◆ Your task
All lines in the records that carry the string "requête" are to be shown.

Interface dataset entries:
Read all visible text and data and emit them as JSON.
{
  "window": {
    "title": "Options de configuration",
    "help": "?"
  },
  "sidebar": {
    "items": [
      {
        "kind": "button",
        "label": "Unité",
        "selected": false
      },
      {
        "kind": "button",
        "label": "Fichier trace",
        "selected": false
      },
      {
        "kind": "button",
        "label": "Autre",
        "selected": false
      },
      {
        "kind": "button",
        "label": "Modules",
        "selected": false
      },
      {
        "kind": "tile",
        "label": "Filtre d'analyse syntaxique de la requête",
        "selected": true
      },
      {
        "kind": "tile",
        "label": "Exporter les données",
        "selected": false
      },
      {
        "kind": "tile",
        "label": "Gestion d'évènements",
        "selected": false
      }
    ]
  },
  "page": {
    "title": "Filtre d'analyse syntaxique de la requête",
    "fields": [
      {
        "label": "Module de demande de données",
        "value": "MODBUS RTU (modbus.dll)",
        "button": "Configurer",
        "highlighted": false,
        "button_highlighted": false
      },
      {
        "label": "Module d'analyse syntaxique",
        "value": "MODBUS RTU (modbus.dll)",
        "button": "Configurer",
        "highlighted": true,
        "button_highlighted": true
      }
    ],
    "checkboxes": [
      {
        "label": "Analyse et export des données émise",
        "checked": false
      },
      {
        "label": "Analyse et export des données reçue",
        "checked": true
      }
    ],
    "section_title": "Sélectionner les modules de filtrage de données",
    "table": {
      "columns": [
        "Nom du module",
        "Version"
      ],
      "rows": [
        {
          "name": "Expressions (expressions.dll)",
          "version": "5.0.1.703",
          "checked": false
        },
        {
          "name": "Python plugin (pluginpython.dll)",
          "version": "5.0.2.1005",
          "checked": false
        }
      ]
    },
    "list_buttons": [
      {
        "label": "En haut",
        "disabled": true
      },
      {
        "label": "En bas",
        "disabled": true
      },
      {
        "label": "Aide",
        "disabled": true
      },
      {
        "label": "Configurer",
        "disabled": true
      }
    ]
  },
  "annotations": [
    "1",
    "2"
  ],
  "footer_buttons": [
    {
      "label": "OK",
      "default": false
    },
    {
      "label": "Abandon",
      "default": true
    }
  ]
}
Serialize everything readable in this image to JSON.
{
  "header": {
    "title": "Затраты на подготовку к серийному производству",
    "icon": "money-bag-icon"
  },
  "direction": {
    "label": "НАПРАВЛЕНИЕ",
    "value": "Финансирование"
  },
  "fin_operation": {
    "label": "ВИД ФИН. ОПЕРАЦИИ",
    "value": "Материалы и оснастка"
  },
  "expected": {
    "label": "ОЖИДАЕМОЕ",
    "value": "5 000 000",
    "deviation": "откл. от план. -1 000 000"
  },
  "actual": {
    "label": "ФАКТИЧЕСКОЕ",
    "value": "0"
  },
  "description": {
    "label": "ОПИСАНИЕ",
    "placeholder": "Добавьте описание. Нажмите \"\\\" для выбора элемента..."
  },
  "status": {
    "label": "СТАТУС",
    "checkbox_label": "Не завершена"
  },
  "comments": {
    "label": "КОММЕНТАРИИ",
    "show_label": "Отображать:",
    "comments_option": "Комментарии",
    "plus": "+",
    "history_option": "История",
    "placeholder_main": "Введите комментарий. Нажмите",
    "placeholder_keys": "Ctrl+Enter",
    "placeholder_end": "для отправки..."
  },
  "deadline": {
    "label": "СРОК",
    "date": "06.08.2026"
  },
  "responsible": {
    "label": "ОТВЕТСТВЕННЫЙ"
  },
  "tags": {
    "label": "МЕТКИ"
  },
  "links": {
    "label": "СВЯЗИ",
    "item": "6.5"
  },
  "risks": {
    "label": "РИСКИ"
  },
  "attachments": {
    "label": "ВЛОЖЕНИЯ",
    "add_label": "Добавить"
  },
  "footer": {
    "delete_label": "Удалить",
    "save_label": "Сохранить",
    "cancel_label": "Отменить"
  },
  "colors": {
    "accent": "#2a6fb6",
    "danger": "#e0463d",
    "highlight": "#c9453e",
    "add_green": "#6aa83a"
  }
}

◆ Answer
        "label": "Filtre d'analyse syntaxique de la requête",
    "title": "Filtre d'analyse syntaxique de la requête",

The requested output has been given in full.